Until now, the United States and China refused to let the IMF go beyond the general economic survey performed annually on all its members. But the U.S. has allowed the IMF to get more specific under the fund’s Financial Sector Assessment Program. The Associated Press reports that the IMF said the U.S. economic recovery “has proved stronger than we had earlier expected” and gave credit to the stimulus package, calling it a “powerful and effective policy response” on the part of the government. But was less positive about the outlook for the U.S. government deficit going forward.
Cut Social Security, tax gas, end home mortgage interest deduction
Concerning the U.S. government deficit, the IMF said that in the aftermath of the stimulus package, the Obama administration will have to raise taxes to get the U.S. deficit down to a manageable level. The Washington Post reports that IMF recommendations included cutting Social Security, ending the deduction for interest on home mortgages and taxing gasoline.
IMF says U.S. is too optimistic about deficit
The IMF report also said the Obama administration was overestimating U.S. economic growth and needed to trim the U.S. government deficit by hundreds of billions of additional dollars if its announced budget targets are to be met. Automated trader.com reports that those budget targets include halving the deficit by 2013 and stabilizing public debt at 70 percent of gross domestic product by 2015. However, the IMF projects that current policies will push the debt level up to 95 percent of GDP by 2020 and over 135 percent by 2030.

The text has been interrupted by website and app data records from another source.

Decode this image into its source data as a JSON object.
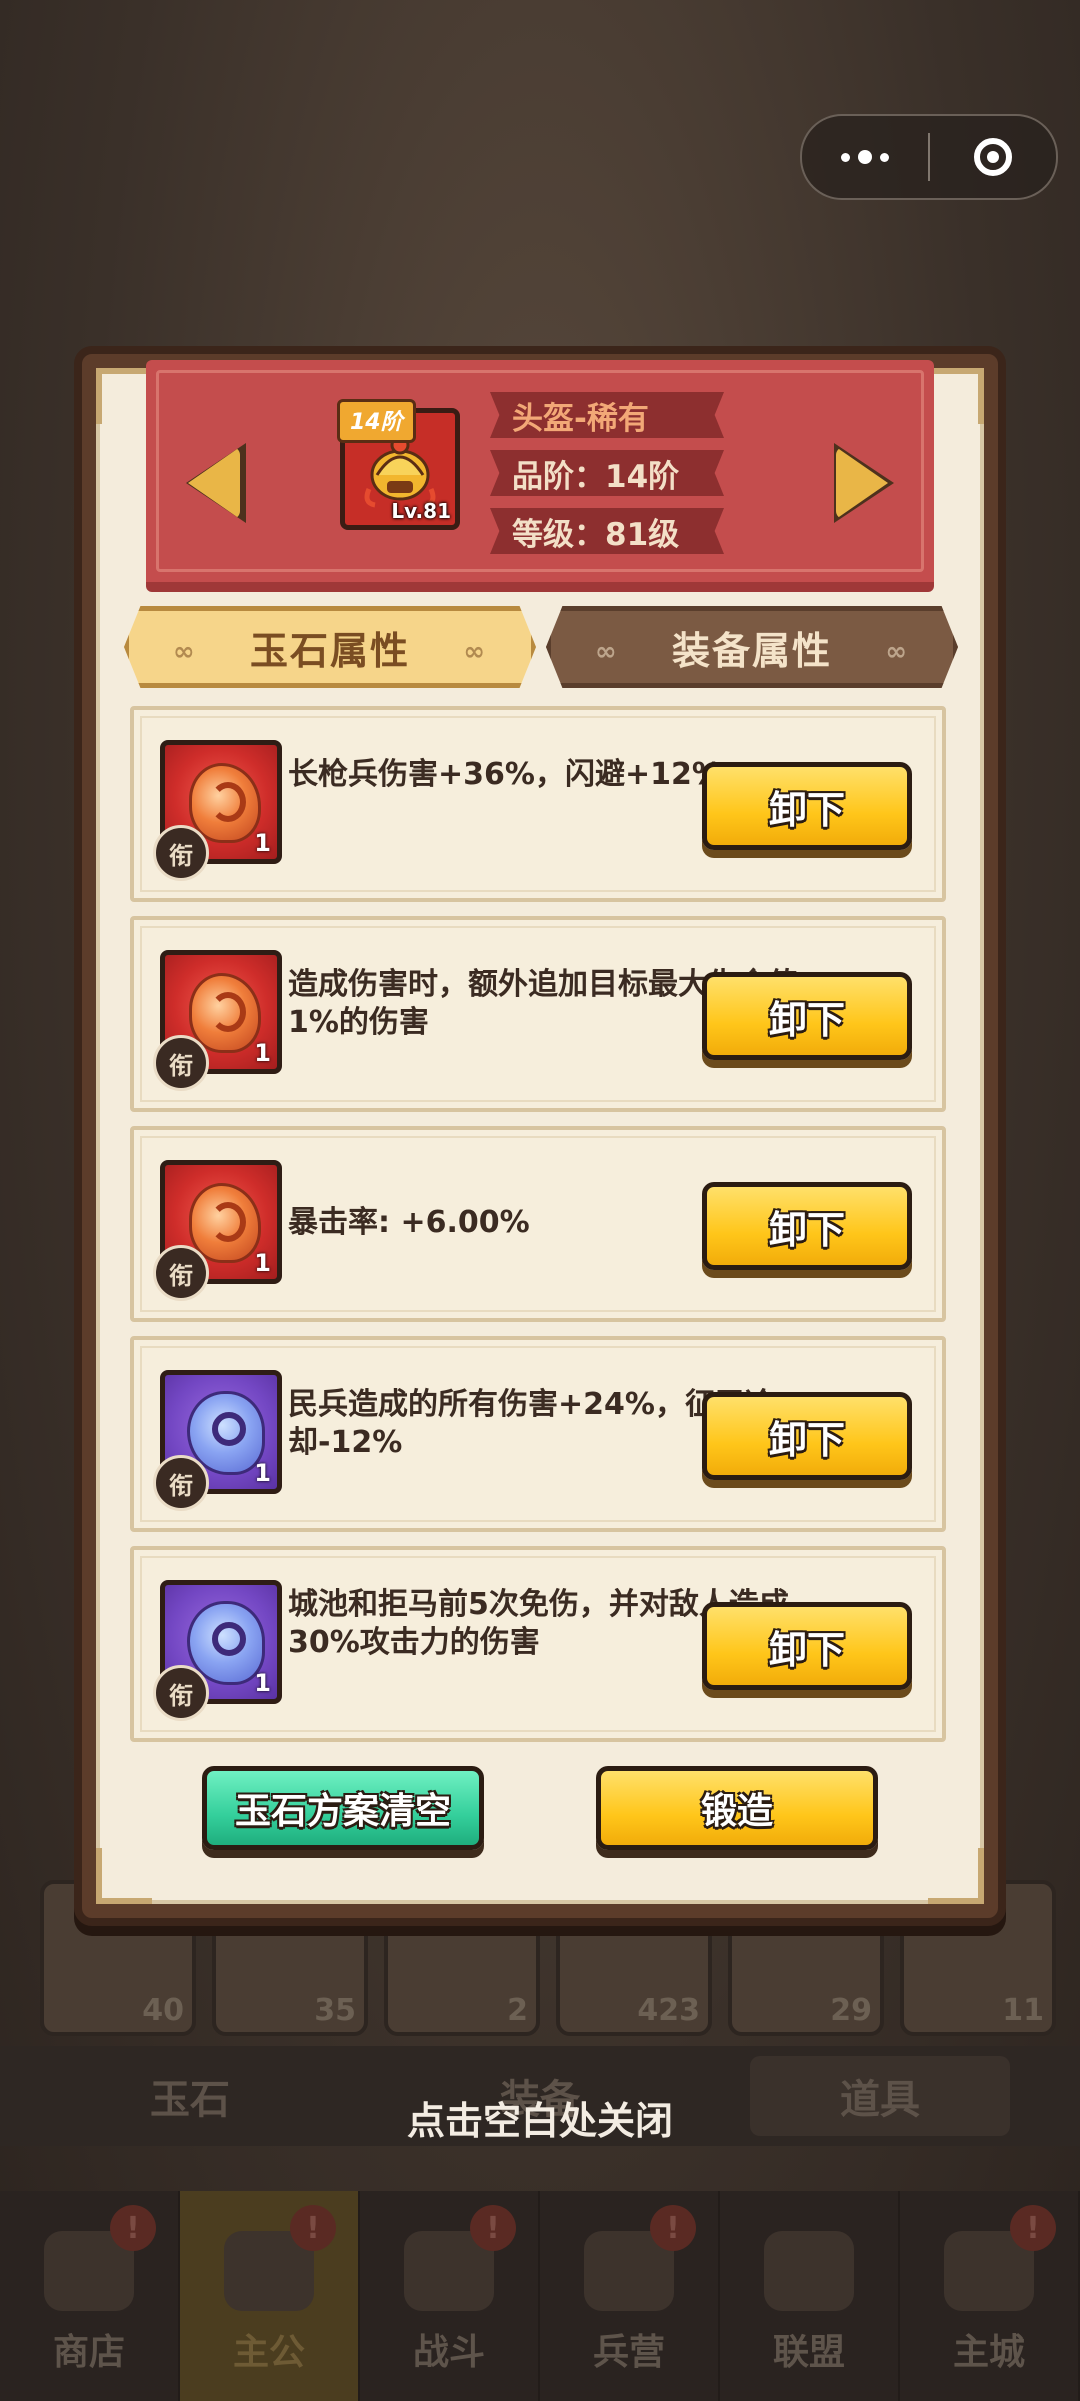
{
  "equipment": {
    "title": "头盔-稀有",
    "grade": "品阶：14阶",
    "level": "等级：81级",
    "tier_badge": "14阶",
    "level_badge": "Lv.81",
    "icon": "golden-helmet-icon"
  },
  "tabs": [
    {
      "label": "玉石属性",
      "active": true
    },
    {
      "label": "装备属性",
      "active": false
    }
  ],
  "jades": [
    {
      "text": "长枪兵伤害+36%，闪避+12%",
      "count": "1",
      "color": "red",
      "emblem": "衔"
    },
    {
      "text": "造成伤害时，额外追加目标最大生命值1%的伤害",
      "count": "1",
      "color": "red",
      "emblem": "衔"
    },
    {
      "text": "暴击率: +6.00%",
      "count": "1",
      "color": "red",
      "emblem": "衔"
    },
    {
      "text": "民兵造成的所有伤害+24%，征召冷却-12%",
      "count": "1",
      "color": "purple",
      "emblem": "衔"
    },
    {
      "text": "城池和拒马前5次免伤，并对敌人造成30%攻击力的伤害",
      "count": "1",
      "color": "purple",
      "emblem": "衔"
    }
  ],
  "unequip_label": "卸下",
  "footer": {
    "clear_label": "玉石方案清空",
    "forge_label": "锻造"
  },
  "close_hint": "点击空白处关闭",
  "background": {
    "slot_counts": [
      "40",
      "35",
      "2",
      "423",
      "29",
      "11"
    ],
    "tabs": [
      "玉石",
      "装备",
      "道具"
    ],
    "nav": [
      "商店",
      "主公",
      "战斗",
      "兵营",
      "联盟",
      "主城"
    ],
    "nav_active": "主公"
  },
  "colors": {
    "panel_bg": "#f4ecdc",
    "banner": "#c44d4d",
    "button_yellow": "#ffc61a",
    "button_green": "#34cf9b"
  }
}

Obama administration disagrees with IMF report
The IMF assessment of the U.S. government deficit outlook is disputed by the Obama administration. In the Associated press article, a U.S. official said that the IMF had used forecasts for economic growth and interest rates that were too pessimistic compared to the consensus of most private forecasters, with the impact of inflating the U.S. government’s deficit problem over the next decade.
IMF deficit reduction recommendations political suicide
The IMF’s recommendations for the U.S. resemble those it made for European countries. The Post article said those recommendations are politically impossible. For example, allowing homeowners to deduct their mortgage interest payments from their income taxes has become an inalienable right to Americans. The IMF panned the deduction, saying it was part of a homeownership system that was “costly, inefficient and complex,” did not increase ownership rates compared with similar countries without the same tax incentives, and mostly benefited “the better-off.”